<Controller>:
    label_wid: my_custom_label

    BoxLayout:
        orientation: 'vertical'
        padding: 20

        Button:
            text: 'My controller info is: ' + root.info
            on_press: root.do_action()

        Label:
            id: my_custom_label
            text: 'My label before button press'

One label and one button in a vertical BoxLayout. Seems very simple. There are 3 things going on here:

  1. Using data from the Controller. As soon as the info property is changed in the controller, the expression text: 'My controller info is: ' + root.info will automatically be re-evaluated, changing the text in the Button.
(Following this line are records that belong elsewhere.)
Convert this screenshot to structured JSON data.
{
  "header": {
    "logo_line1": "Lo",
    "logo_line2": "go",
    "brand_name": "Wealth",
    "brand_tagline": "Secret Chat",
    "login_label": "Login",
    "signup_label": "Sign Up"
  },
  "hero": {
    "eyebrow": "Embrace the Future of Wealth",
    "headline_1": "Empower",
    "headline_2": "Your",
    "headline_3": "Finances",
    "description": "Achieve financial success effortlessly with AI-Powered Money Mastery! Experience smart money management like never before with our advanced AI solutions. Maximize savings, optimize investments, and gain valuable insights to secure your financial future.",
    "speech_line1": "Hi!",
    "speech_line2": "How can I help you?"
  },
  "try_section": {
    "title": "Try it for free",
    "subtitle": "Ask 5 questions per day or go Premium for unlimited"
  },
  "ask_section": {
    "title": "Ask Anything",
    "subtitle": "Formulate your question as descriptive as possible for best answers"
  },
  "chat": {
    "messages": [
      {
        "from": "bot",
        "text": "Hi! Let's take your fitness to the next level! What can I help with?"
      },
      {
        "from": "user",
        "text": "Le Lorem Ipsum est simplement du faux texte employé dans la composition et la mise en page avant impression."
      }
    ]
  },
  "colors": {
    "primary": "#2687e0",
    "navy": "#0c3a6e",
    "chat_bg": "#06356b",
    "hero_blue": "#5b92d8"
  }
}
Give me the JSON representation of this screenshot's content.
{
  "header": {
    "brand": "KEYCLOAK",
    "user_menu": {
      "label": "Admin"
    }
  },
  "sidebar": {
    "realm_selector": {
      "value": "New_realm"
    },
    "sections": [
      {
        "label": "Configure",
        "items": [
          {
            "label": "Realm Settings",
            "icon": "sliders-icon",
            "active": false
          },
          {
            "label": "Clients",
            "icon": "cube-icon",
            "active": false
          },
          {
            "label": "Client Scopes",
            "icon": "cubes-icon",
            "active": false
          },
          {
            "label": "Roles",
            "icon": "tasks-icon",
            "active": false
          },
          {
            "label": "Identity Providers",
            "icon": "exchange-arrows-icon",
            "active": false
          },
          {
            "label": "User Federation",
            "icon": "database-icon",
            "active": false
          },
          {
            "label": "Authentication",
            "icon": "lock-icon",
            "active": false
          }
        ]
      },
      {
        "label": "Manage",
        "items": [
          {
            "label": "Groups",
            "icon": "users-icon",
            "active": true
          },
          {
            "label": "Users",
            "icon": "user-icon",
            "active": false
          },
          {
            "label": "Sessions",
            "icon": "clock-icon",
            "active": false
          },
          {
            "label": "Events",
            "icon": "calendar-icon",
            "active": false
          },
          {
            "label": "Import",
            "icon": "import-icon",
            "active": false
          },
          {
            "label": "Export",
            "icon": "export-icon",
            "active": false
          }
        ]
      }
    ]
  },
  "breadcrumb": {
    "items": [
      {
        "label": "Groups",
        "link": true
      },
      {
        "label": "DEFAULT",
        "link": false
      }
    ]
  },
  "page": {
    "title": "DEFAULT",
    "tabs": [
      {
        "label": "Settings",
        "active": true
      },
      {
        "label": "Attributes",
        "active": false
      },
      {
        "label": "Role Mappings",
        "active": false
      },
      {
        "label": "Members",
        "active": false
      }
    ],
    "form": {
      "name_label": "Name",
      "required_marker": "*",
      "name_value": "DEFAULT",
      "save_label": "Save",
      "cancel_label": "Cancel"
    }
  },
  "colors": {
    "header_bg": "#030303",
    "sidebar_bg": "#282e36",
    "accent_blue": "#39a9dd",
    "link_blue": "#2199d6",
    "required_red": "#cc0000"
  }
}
  2. Giving data to the Controller. The expression id: my_custom_label is assigning the created Label the id of my_custom_label. Then, using my_custom_label in the expression label_wid: my_custom_label gives the instance of that Label widget to your Controller.

  3. Creating a custom callback in the Button using the Controller‘s on_press method.

    • root and self are reserved keywords, useable anywhere. root represents the top widget in the rule and self represents the current widget.
    • You can use any id declared in the rule the same as root and self. For example, you could do this in the on_press():
    Button:
        on_press: root.do_action(); my_custom_label.font_size = 18
    

And that’s that. Now when we run main.py, controller.kv will be loaded so that the Button and Label will show up and respond to our touch events.